[[ Information provided open ]]

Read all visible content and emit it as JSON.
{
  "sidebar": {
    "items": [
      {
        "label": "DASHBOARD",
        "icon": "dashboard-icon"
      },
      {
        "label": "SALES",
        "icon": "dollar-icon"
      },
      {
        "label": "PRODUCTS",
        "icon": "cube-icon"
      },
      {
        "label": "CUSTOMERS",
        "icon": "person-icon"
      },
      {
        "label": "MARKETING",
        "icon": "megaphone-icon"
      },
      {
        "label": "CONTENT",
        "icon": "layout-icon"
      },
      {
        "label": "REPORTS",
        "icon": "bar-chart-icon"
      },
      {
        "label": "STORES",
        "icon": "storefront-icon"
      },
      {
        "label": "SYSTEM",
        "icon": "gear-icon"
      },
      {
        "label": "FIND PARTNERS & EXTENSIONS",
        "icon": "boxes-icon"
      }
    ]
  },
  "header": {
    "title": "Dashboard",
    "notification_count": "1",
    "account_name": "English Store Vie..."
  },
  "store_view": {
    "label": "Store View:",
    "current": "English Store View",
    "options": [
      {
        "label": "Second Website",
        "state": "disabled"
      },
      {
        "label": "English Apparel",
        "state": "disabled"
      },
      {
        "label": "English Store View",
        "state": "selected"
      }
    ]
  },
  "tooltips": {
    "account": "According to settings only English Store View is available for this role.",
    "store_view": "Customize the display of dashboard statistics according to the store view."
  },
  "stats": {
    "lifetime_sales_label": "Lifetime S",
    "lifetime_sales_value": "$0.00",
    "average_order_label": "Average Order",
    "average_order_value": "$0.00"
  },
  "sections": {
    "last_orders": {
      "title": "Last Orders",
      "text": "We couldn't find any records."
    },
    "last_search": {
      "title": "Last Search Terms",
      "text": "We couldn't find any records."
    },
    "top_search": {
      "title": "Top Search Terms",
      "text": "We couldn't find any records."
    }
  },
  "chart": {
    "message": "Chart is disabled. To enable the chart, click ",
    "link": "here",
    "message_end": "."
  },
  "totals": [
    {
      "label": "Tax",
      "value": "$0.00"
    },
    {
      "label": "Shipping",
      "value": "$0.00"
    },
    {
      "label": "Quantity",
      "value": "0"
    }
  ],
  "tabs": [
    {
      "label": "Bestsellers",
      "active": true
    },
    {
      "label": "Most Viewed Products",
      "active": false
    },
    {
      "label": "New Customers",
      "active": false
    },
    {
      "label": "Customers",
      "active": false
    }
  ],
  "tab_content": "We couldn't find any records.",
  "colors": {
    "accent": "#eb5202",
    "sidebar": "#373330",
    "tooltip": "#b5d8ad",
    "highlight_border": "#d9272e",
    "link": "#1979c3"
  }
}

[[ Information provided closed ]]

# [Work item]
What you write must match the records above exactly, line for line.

# [Solution to the problem]
Read all visible content and emit it as JSON.
{
  "sidebar": {
    "items": [
      {
        "label": "DASHBOARD",
        "icon": "dashboard-icon"
      },
      {
        "label": "SALES",
        "icon": "dollar-icon"
      },
      {
        "label": "PRODUCTS",
        "icon": "cube-icon"
      },
      {
        "label": "CUSTOMERS",
        "icon": "person-icon"
      },
      {
        "label": "MARKETING",
        "icon": "megaphone-icon"
      },
      {
        "label": "CONTENT",
        "icon": "layout-icon"
      },
      {
        "label": "REPORTS",
        "icon": "bar-chart-icon"
      },
      {
        "label": "STORES",
        "icon": "storefront-icon"
      },
      {
        "label": "SYSTEM",
        "icon": "gear-icon"
      },
      {
        "label": "FIND PARTNERS & EXTENSIONS",
        "icon": "boxes-icon"
      }
    ]
  },
  "header": {
    "title": "Dashboard",
    "notification_count": "1",
    "account_name": "English Store Vie..."
  },
  "store_view": {
    "label": "Store View:",
    "current": "English Store View",
    "options": [
      {
        "label": "Second Website",
        "state": "disabled"
      },
      {
        "label": "English Apparel",
        "state": "disabled"
      },
      {
        "label": "English Store View",
        "state": "selected"
      }
    ]
  },
  "tooltips": {
    "account": "According to settings only English Store View is available for this role.",
    "store_view": "Customize the display of dashboard statistics according to the store view."
  },
  "stats": {
    "lifetime_sales_label": "Lifetime S",
    "lifetime_sales_value": "$0.00",
    "average_order_label": "Average Order",
    "average_order_value": "$0.00"
  },
  "sections": {
    "last_orders": {
      "title": "Last Orders",
      "text": "We couldn't find any records."
    },
    "last_search": {
      "title": "Last Search Terms",
      "text": "We couldn't find any records."
    },
    "top_search": {
      "title": "Top Search Terms",
      "text": "We couldn't find any records."
    }
  },
  "chart": {
    "message": "Chart is disabled. To enable the chart, click ",
    "link": "here",
    "message_end": "."
  },
  "totals": [
    {
      "label": "Tax",
      "value": "$0.00"
    },
    {
      "label": "Shipping",
      "value": "$0.00"
    },
    {
      "label": "Quantity",
      "value": "0"
    }
  ],
  "tabs": [
    {
      "label": "Bestsellers",
      "active": true
    },
    {
      "label": "Most Viewed Products",
      "active": false
    },
    {
      "label": "New Customers",
      "active": false
    },
    {
      "label": "Customers",
      "active": false
    }
  ],
  "tab_content": "We couldn't find any records.",
  "colors": {
    "accent": "#eb5202",
    "sidebar": "#373330",
    "tooltip": "#b5d8ad",
    "highlight_border": "#d9272e",
    "link": "#1979c3"
  }
}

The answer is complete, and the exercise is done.